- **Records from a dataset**
####

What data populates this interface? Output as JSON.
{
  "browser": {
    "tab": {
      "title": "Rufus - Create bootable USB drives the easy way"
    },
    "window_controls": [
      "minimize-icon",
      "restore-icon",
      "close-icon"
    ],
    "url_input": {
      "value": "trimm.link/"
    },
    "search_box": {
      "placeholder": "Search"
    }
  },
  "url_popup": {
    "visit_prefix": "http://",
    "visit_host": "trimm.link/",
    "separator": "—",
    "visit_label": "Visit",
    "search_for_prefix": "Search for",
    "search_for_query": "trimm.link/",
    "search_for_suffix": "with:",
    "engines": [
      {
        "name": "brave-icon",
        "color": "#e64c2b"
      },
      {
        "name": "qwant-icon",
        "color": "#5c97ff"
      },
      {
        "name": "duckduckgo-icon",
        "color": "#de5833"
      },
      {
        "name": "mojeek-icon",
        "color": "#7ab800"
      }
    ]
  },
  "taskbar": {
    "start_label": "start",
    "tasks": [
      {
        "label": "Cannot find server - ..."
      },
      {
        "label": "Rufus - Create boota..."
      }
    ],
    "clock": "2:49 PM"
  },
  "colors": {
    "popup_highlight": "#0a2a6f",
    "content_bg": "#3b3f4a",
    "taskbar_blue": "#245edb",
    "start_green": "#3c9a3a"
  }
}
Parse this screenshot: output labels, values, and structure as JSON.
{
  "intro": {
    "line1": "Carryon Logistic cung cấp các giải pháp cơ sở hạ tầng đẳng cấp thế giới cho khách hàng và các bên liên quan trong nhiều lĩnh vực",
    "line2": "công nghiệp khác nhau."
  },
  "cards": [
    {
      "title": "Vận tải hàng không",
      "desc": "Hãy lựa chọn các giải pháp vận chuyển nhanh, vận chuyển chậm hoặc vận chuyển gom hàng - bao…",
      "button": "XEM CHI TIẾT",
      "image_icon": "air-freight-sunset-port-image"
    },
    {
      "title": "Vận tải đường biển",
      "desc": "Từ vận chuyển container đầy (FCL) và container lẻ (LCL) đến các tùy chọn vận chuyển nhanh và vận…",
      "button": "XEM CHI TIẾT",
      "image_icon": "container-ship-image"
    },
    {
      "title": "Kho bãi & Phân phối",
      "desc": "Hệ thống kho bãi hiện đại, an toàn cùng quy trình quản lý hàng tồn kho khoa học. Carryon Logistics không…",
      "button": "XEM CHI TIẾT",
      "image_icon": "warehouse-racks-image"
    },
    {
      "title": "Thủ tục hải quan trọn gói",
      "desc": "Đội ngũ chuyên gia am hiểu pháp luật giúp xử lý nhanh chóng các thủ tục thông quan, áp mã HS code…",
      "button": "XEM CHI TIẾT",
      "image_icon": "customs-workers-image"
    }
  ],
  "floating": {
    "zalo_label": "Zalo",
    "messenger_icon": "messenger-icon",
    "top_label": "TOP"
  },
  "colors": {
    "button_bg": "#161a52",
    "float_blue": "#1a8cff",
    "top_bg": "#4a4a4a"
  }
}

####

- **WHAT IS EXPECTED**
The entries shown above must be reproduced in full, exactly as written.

- **SOLUTION FOR THIS EXERCISE**
What data populates this interface? Output as JSON.
{
  "browser": {
    "tab": {
      "title": "Rufus - Create bootable USB drives the easy way"
    },
    "window_controls": [
      "minimize-icon",
      "restore-icon",
      "close-icon"
    ],
    "url_input": {
      "value": "trimm.link/"
    },
    "search_box": {
      "placeholder": "Search"
    }
  },
  "url_popup": {
    "visit_prefix": "http://",
    "visit_host": "trimm.link/",
    "separator": "—",
    "visit_label": "Visit",
    "search_for_prefix": "Search for",
    "search_for_query": "trimm.link/",
    "search_for_suffix": "with:",
    "engines": [
      {
        "name": "brave-icon",
        "color": "#e64c2b"
      },
      {
        "name": "qwant-icon",
        "color": "#5c97ff"
      },
      {
        "name": "duckduckgo-icon",
        "color": "#de5833"
      },
      {
        "name": "mojeek-icon",
        "color": "#7ab800"
      }
    ]
  },
  "taskbar": {
    "start_label": "start",
    "tasks": [
      {
        "label": "Cannot find server - ..."
      },
      {
        "label": "Rufus - Create boota..."
      }
    ],
    "clock": "2:49 PM"
  },
  "colors": {
    "popup_highlight": "#0a2a6f",
    "content_bg": "#3b3f4a",
    "taskbar_blue": "#245edb",
    "start_green": "#3c9a3a"
  }
}
Parse this screenshot: output labels, values, and structure as JSON.
{
  "intro": {
    "line1": "Carryon Logistic cung cấp các giải pháp cơ sở hạ tầng đẳng cấp thế giới cho khách hàng và các bên liên quan trong nhiều lĩnh vực",
    "line2": "công nghiệp khác nhau."
  },
  "cards": [
    {
      "title": "Vận tải hàng không",
      "desc": "Hãy lựa chọn các giải pháp vận chuyển nhanh, vận chuyển chậm hoặc vận chuyển gom hàng - bao…",
      "button": "XEM CHI TIẾT",
      "image_icon": "air-freight-sunset-port-image"
    },
    {
      "title": "Vận tải đường biển",
      "desc": "Từ vận chuyển container đầy (FCL) và container lẻ (LCL) đến các tùy chọn vận chuyển nhanh và vận…",
      "button": "XEM CHI TIẾT",
      "image_icon": "container-ship-image"
    },
    {
      "title": "Kho bãi & Phân phối",
      "desc": "Hệ thống kho bãi hiện đại, an toàn cùng quy trình quản lý hàng tồn kho khoa học. Carryon Logistics không…",
      "button": "XEM CHI TIẾT",
      "image_icon": "warehouse-racks-image"
    },
    {
      "title": "Thủ tục hải quan trọn gói",
      "desc": "Đội ngũ chuyên gia am hiểu pháp luật giúp xử lý nhanh chóng các thủ tục thông quan, áp mã HS code…",
      "button": "XEM CHI TIẾT",
      "image_icon": "customs-workers-image"
    }
  ],
  "floating": {
    "zalo_label": "Zalo",
    "messenger_icon": "messenger-icon",
    "top_label": "TOP"
  },
  "colors": {
    "button_bg": "#161a52",
    "float_blue": "#1a8cff",
    "top_bg": "#4a4a4a"
  }
}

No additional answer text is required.